Germany: will the fourth quarter of 2018 bring bad news as well?
- German economy is gradually losing momentum
- Car sales are recovering, but damage of Q3 is not repaired yet
- Declining IFO indices also point at lower growth, but not a recession
The German economy is gradually losing momentum. In the third quarter the economy actually shrank by 0.2%. The most important cause was the car industry. Car production and sales more or less collapsed in Q3, due to problem that the industry had in meeting new emission standards. It was widely expected that Q4 would see a strong revival here. Therefore, last week’s news that German car sales in November were more than 7% lower than a year earlier felt like a cold shower. Rightly so? A closer look at the data tells a slightly different story.
Recovering car sales, albeit slower than hoped for
Figure 1 shows the growth of German car sales in 2017 and 2018. The orange line gives the change Y-o-Y. The figure shows that in both October and November of this year car sales were about 7% lower than a year earlier. Is this really bad news? It depends on the perspective.
The pictures becomes less pessimistic if one takes the M-o-M changes into consideration. They show, that last September was a dramatically poor month. Although German car sales are always rather erratic, the decline of almost 37% M-o-M in September 2018 is exceptional. The reaction in October was rather strong (+26%) and in November growth in car sales was less spectacular, but still close to 8%. This having said, absolute car sales levels are still substantially lower than in Q3, as the 37% decline was from a much higher base than the subsequent growth figures. As a result, it will take several months in a row with above average car sales figures to wipe out September’s loss. Given the general outlook, there is no reason to expect that car sales will structurally stay at the current depressed level. But the recovery will certainly need time into 2019 Q1, which will lift growth somewhat early next year.
Business sentiment indicators point at weaker momentum, but not at recession
This being said, however, the economy appears to be slowing down. The IFO-indicators, both the leading and current indicators, are trending down since January 2018. Although the current indicator (‘business situation’) is still clearly above the expectations indicator, they both point at a lower rate of expansion of the German economy, but are not indicating that Germany is heading for a recession.

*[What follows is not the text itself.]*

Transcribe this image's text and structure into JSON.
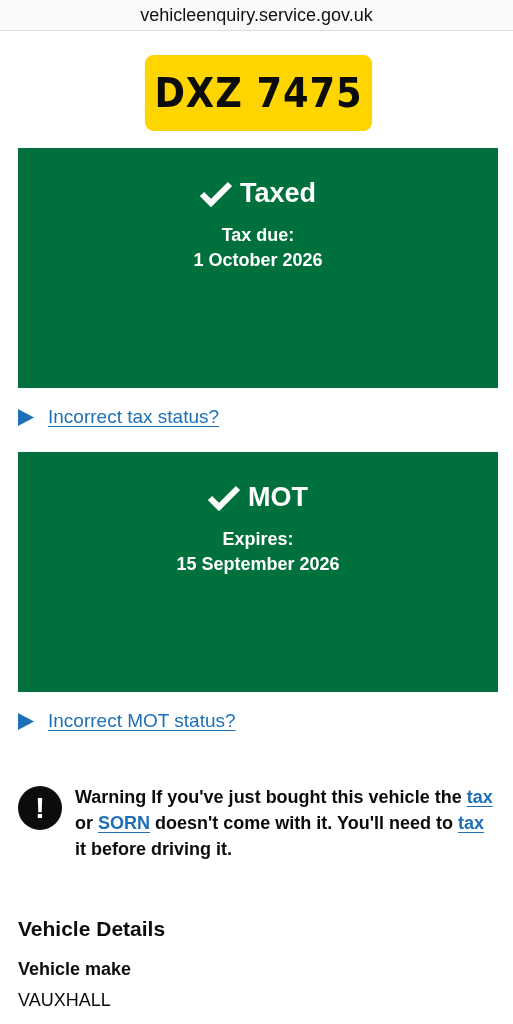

Our baseline scenario is given in Table 1. The future doesn’t look too bad for Germany. However, the risks are downwards, as the lingering trade war and the continuing saga of Brexit may have a negative impact on world trade and confidence.